6. We begin the holy Easter feast on the tenth of Pharmuthi (April 5), desisting from the holy fasts on the fifteenth of the same month Pharmuthi (April 10), on the evening of the seventh day. And let us keep the holy feast on the sixteenth of the same month Pharmuthi (April 11); adding one by one [the days] till the holy Pentecost, passing on to which, as through a succession of feasts, let us keep the festival to the Spirit, Who is even now near us, in Jesus Christ, through Whom and with Whom to the Father be glory and dominion for ever and ever. Amen.
[The fifteenth and sixteenth are wanting.]

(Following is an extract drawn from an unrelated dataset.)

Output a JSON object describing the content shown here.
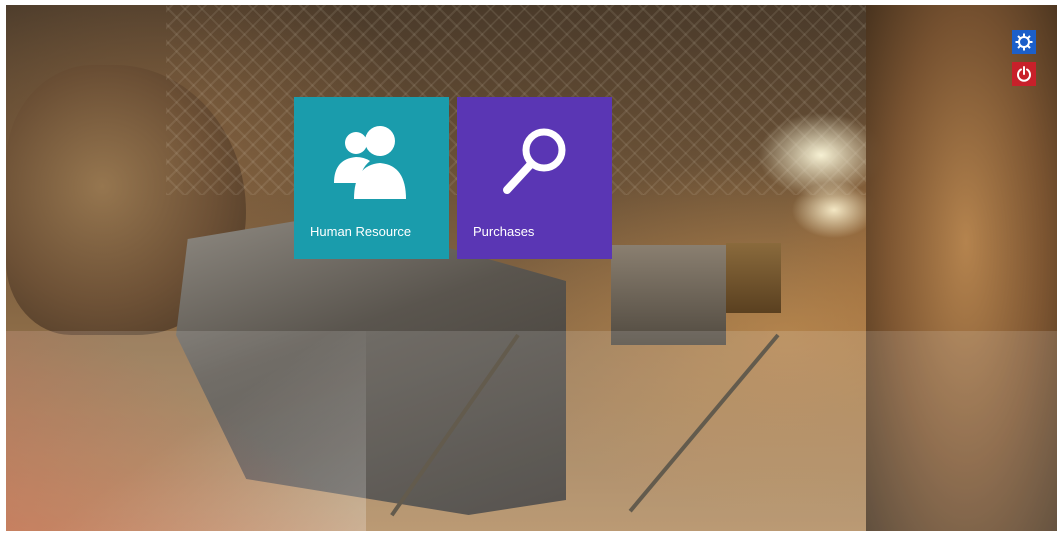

Taken from "The Early Church Fathers and Other Works" originally published by Wm. B. Eerdmans Pub. Co. in English in Edinburgh, Scotland, beginning in 1867. (NPNF II/IV, Schaff and Wace). The digital version is by The Electronic Bible Society, P.O. Box 701356, Dallas, TX 75370, 214-407-WORD.